Murray Murphy, QC, CPHR and Kate Jurgens Three new bills have been introduced in the most recent sitting of the Prince Edward Island legislature. In the employment setting Bill 38 aims to address the prevalence…Read More
Stephen Penney and Justin Hewitt As municipalities begin opening up recreational facilities in Alert Level 2 of the COVID-19 public health emergency implemented by the Provincial Government, Municipalities Newfoundland and Labrador has been receiving inquiries…Read More
There is no obligation upon a municipality to reduce a business tax due to limited operations secondary to the COVID-19 pandemic. A municipality does, however, have the discretion to offer business tax relief. If a…Read More
Ruth Trask and John Samms Newfoundland and Labrador employers who continued operations this spring during Alert Levels 4 and 5 of the COVID-19 pandemic should take note of a new program offered by the provincial…Read More
Christopher Marr, TEP & Lauren Henderson As defined benefit pension plans (“DB Plans”) throughout Canada continue to face funding challenges due to mounting solvency deficits, the New Brunswick Financial and Consumer Services Commission (“FCNB”) is…Read More
Jennifer Taylor The Supreme Court of Nova Scotia has acknowledged the ongoing impact of systemic racism against African Nova Scotians in an important decision on the Land Titles Clarification Act (“LTCA”). The case,…Read More
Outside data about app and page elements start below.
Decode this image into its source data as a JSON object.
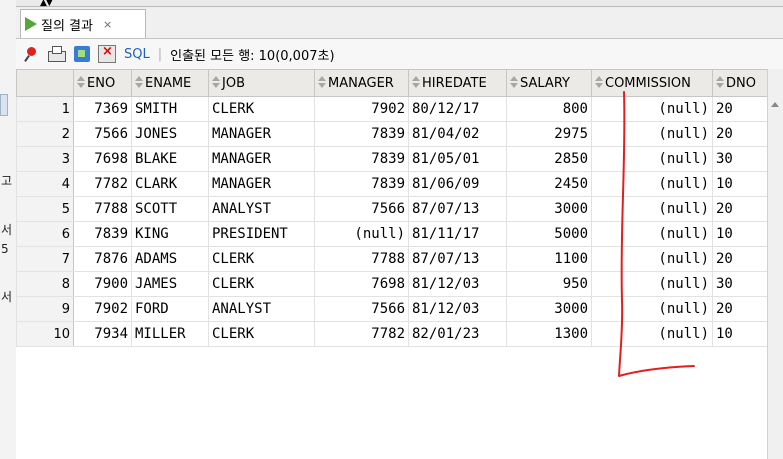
{
  "left_fragments": [
    "고",
    "서",
    "5",
    "서"
  ],
  "tab": {
    "title": "질의 결과",
    "close": "×"
  },
  "toolbar": {
    "sql_label": "SQL",
    "separator": "|",
    "status": "인출된 모든 행: 10(0,007초)"
  },
  "grid": {
    "columns": [
      "ENO",
      "ENAME",
      "JOB",
      "MANAGER",
      "HIREDATE",
      "SALARY",
      "COMMISSION",
      "DNO"
    ],
    "rows": [
      [
        "1",
        "7369",
        "SMITH",
        "CLERK",
        "7902",
        "80/12/17",
        "800",
        "(null)",
        "20"
      ],
      [
        "2",
        "7566",
        "JONES",
        "MANAGER",
        "7839",
        "81/04/02",
        "2975",
        "(null)",
        "20"
      ],
      [
        "3",
        "7698",
        "BLAKE",
        "MANAGER",
        "7839",
        "81/05/01",
        "2850",
        "(null)",
        "30"
      ],
      [
        "4",
        "7782",
        "CLARK",
        "MANAGER",
        "7839",
        "81/06/09",
        "2450",
        "(null)",
        "10"
      ],
      [
        "5",
        "7788",
        "SCOTT",
        "ANALYST",
        "7566",
        "87/07/13",
        "3000",
        "(null)",
        "20"
      ],
      [
        "6",
        "7839",
        "KING",
        "PRESIDENT",
        "(null)",
        "81/11/17",
        "5000",
        "(null)",
        "10"
      ],
      [
        "7",
        "7876",
        "ADAMS",
        "CLERK",
        "7788",
        "87/07/13",
        "1100",
        "(null)",
        "20"
      ],
      [
        "8",
        "7900",
        "JAMES",
        "CLERK",
        "7698",
        "81/12/03",
        "950",
        "(null)",
        "30"
      ],
      [
        "9",
        "7902",
        "FORD",
        "ANALYST",
        "7566",
        "81/12/03",
        "3000",
        "(null)",
        "20"
      ],
      [
        "10",
        "7934",
        "MILLER",
        "CLERK",
        "7782",
        "82/01/23",
        "1300",
        "(null)",
        "10"
      ]
    ]
  },
  "colors": {
    "annotation": "#e02020",
    "play": "#57a639",
    "link": "#1f5fbf"
  }
}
Effective July 1, 2020, the North American Free Trade Agreement (“NAFTA”) was officially replaced by the Canada-United States-Mexico Agreement (“CUSMA”). Like NAFTA, CUSMA contains provisions for the temporary entry of foreign “business persons” to Canada…Read More